### About this task
Give the data below again exactly as written, but without the pictures.

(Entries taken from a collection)
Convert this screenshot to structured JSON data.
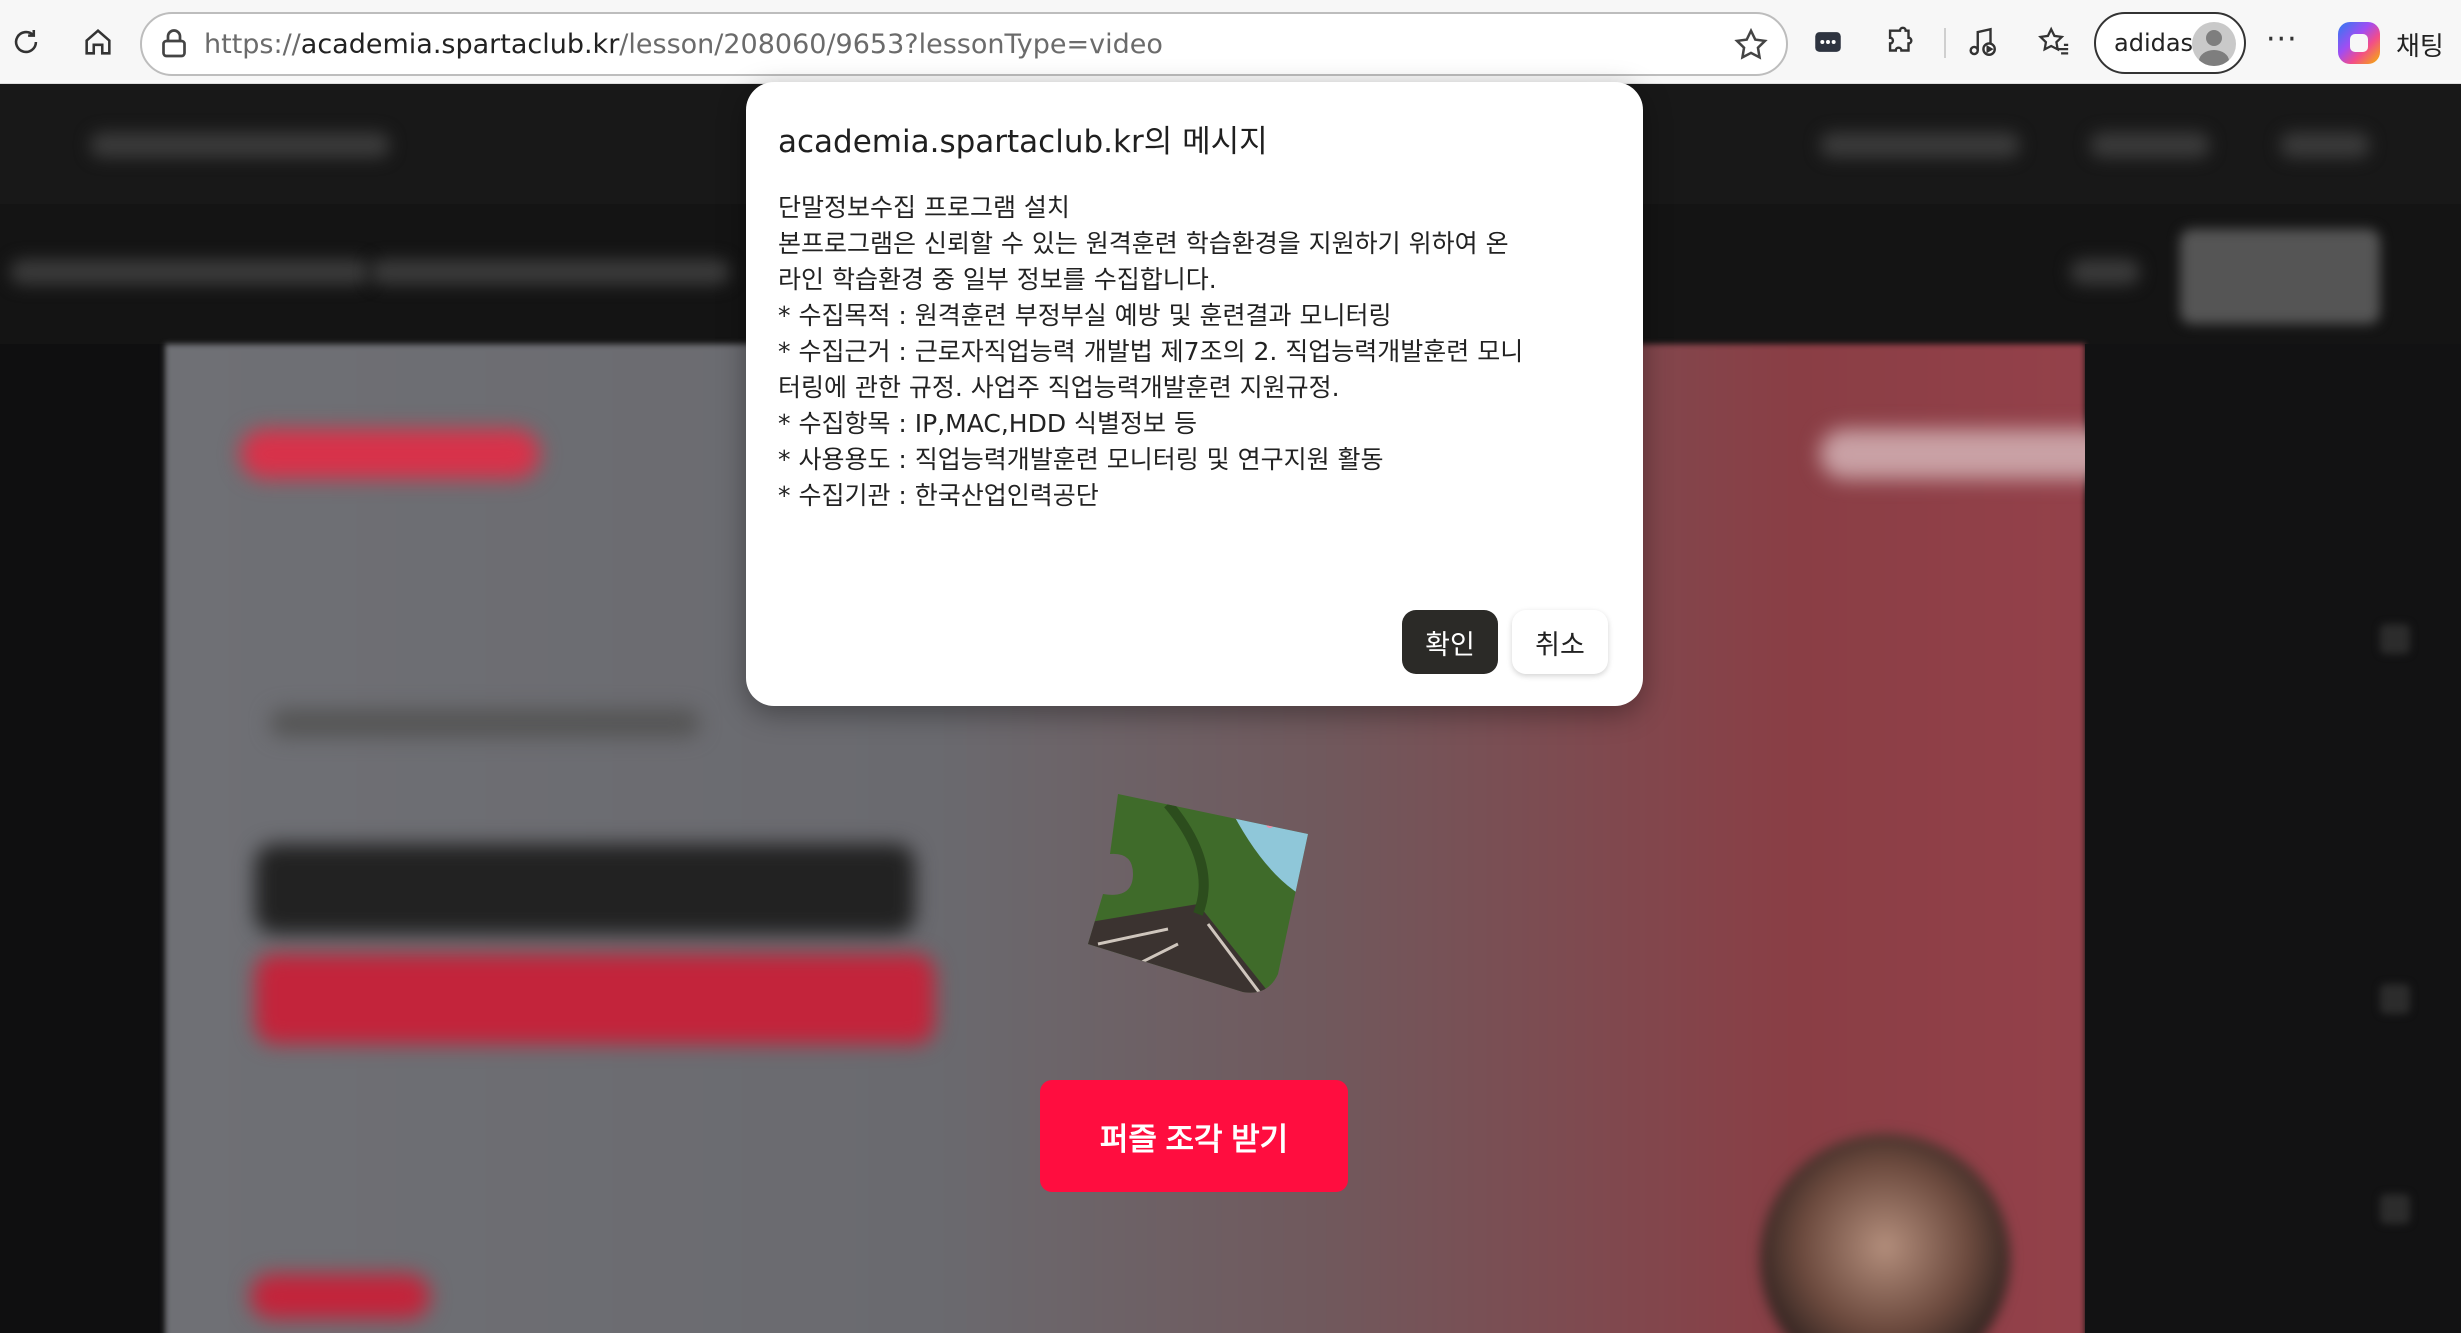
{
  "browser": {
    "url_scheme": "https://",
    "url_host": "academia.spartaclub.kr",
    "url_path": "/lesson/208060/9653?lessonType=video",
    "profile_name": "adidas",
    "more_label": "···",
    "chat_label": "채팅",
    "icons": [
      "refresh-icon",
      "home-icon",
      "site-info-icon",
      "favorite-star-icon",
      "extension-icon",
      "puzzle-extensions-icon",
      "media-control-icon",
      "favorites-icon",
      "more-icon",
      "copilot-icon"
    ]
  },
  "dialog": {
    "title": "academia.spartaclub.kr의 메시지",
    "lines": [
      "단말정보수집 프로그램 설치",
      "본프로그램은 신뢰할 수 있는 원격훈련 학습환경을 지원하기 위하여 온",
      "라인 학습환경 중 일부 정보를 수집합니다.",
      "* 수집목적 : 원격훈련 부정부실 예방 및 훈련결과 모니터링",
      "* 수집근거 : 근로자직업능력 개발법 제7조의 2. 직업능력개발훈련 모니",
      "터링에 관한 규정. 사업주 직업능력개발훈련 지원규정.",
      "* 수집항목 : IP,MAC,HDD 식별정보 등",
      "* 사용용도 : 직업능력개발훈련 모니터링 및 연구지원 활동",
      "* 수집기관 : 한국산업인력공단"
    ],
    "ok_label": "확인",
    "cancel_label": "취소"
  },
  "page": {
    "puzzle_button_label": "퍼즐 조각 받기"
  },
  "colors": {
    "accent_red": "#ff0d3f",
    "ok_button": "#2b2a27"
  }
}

### Solution for this task
Convert this screenshot to structured JSON data.
{
  "browser": {
    "url_scheme": "https://",
    "url_host": "academia.spartaclub.kr",
    "url_path": "/lesson/208060/9653?lessonType=video",
    "profile_name": "adidas",
    "more_label": "···",
    "chat_label": "채팅",
    "icons": [
      "refresh-icon",
      "home-icon",
      "site-info-icon",
      "favorite-star-icon",
      "extension-icon",
      "puzzle-extensions-icon",
      "media-control-icon",
      "favorites-icon",
      "more-icon",
      "copilot-icon"
    ]
  },
  "dialog": {
    "title": "academia.spartaclub.kr의 메시지",
    "lines": [
      "단말정보수집 프로그램 설치",
      "본프로그램은 신뢰할 수 있는 원격훈련 학습환경을 지원하기 위하여 온",
      "라인 학습환경 중 일부 정보를 수집합니다.",
      "* 수집목적 : 원격훈련 부정부실 예방 및 훈련결과 모니터링",
      "* 수집근거 : 근로자직업능력 개발법 제7조의 2. 직업능력개발훈련 모니",
      "터링에 관한 규정. 사업주 직업능력개발훈련 지원규정.",
      "* 수집항목 : IP,MAC,HDD 식별정보 등",
      "* 사용용도 : 직업능력개발훈련 모니터링 및 연구지원 활동",
      "* 수집기관 : 한국산업인력공단"
    ],
    "ok_label": "확인",
    "cancel_label": "취소"
  },
  "page": {
    "puzzle_button_label": "퍼즐 조각 받기"
  },
  "colors": {
    "accent_red": "#ff0d3f",
    "ok_button": "#2b2a27"
  }
}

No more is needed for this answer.